What struck me forcefully about last night's debate was the tenor of war. At a guess, it was the subject of about sixty percent of the questions, responses and rebuttals. Obama was the one candidate who looked forward, promising to remake America into the desirable, admirable, hopeful place it once was, in the eyes of the world. McCain said nothing like this.

I found that talks of spending and budgets and debt were overwhelmed by this warmongering, giving McCain yet another chance to mention his hard work to stop endorsed torture by the US government etc. I was shocked when Obama said things like, "If we find bin Laden first, we'll take him out," and "from peace keeper to peace maker."

I remember watching a presentation by playwright, Eve Ensler, on security and insecurity, and just watched it again this morning. She tells wisely that "security" is elusive, impossible. Striving for it makes you spend your days protecting yourself; ideas become shorter, more polar, good/bad, christian/muslim. You identify yourself in an "us" to avoid being part of a "them."
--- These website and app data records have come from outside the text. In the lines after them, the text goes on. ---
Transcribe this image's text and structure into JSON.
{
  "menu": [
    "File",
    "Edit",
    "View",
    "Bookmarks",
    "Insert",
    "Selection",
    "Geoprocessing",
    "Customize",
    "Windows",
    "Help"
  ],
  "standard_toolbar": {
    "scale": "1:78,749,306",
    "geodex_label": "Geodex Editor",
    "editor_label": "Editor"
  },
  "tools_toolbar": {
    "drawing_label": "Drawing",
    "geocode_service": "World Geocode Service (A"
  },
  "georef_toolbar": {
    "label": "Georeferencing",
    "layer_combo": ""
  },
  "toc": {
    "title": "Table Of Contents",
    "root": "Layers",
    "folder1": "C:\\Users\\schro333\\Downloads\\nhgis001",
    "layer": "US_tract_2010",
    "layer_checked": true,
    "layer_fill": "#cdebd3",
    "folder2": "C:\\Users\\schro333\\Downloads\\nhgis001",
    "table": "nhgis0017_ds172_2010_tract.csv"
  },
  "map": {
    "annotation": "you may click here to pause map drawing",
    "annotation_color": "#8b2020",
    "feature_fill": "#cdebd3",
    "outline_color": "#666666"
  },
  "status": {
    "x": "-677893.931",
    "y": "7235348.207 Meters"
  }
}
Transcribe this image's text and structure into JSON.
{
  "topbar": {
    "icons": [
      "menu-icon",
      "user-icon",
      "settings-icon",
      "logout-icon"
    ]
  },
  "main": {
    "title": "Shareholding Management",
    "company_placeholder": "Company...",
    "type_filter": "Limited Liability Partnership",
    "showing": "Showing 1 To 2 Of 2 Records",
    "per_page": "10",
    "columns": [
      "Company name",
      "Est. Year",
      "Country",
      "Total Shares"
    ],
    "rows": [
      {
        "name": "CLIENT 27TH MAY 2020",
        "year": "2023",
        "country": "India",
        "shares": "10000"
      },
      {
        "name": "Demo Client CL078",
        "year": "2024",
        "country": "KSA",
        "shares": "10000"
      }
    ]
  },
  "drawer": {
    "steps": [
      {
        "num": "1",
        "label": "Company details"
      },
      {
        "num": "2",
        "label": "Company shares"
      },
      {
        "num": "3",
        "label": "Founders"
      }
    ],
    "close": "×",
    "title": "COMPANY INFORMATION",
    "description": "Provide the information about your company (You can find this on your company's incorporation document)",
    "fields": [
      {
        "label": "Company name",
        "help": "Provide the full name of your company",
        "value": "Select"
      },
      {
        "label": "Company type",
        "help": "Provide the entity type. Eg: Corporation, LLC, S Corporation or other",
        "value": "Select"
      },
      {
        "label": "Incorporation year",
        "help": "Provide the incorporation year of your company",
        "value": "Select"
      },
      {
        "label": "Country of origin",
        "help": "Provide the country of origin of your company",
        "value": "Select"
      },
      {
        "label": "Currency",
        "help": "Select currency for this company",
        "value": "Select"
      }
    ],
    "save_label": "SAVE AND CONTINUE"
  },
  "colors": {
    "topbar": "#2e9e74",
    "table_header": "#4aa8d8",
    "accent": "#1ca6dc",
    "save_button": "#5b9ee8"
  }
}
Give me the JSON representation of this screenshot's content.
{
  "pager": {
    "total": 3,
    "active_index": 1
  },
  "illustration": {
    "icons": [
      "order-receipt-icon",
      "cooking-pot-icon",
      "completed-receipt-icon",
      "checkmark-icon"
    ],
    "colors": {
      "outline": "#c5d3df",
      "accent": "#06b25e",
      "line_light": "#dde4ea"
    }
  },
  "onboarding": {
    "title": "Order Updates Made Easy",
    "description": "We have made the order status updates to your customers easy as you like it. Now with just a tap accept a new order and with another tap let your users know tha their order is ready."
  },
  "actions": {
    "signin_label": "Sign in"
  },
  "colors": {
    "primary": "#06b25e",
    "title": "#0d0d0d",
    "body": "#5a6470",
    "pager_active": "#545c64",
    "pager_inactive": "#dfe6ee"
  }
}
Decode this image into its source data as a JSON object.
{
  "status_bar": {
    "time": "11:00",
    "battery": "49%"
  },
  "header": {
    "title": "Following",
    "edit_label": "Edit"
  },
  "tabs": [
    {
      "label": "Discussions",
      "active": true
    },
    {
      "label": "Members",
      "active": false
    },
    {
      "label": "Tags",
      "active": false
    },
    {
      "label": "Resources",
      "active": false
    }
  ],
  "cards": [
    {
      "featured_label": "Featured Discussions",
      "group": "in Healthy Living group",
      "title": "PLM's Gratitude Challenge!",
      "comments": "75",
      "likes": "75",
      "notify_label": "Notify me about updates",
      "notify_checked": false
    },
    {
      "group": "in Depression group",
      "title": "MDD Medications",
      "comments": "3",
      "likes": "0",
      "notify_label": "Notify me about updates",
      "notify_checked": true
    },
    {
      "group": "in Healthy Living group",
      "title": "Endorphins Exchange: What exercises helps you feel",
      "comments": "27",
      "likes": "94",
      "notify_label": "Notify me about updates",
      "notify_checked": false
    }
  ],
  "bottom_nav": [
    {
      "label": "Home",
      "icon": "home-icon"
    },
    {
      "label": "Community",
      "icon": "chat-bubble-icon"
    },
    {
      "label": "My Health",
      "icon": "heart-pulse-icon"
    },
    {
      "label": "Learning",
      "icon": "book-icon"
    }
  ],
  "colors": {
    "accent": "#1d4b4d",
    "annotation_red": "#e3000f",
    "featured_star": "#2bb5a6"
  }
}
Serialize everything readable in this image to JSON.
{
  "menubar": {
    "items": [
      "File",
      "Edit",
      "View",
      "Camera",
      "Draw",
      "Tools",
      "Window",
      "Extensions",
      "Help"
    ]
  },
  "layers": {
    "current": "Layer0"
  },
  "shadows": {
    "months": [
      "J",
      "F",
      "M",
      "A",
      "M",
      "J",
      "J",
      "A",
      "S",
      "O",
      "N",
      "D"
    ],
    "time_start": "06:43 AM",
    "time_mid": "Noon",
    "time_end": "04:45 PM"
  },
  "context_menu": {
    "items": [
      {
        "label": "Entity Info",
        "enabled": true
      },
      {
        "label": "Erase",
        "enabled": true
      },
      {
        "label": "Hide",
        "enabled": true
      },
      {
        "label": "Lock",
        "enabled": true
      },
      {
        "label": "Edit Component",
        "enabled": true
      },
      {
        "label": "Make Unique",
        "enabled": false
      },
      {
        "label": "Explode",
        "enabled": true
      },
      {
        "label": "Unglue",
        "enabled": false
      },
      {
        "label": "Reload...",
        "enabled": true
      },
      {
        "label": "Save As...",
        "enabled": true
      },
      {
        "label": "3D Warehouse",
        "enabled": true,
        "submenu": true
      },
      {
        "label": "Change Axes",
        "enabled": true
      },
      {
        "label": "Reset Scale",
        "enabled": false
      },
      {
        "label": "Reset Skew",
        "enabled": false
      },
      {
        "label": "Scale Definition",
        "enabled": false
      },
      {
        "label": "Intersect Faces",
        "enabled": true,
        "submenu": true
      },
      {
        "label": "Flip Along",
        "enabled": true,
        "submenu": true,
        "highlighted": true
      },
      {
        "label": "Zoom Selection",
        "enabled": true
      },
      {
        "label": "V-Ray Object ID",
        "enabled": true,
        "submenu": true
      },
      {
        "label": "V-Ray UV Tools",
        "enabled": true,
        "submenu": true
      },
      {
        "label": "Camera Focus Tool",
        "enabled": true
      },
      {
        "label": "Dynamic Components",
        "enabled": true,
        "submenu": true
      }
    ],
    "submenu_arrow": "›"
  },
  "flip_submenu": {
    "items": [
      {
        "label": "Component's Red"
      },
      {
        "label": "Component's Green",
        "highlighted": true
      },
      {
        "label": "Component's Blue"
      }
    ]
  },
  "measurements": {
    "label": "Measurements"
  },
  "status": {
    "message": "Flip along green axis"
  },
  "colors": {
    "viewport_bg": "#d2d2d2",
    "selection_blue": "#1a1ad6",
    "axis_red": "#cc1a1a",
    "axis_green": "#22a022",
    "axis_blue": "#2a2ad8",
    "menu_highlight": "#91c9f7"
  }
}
Real security is a desire for connection, not for power. It's not just a tolerance for mystery, but hunger for it.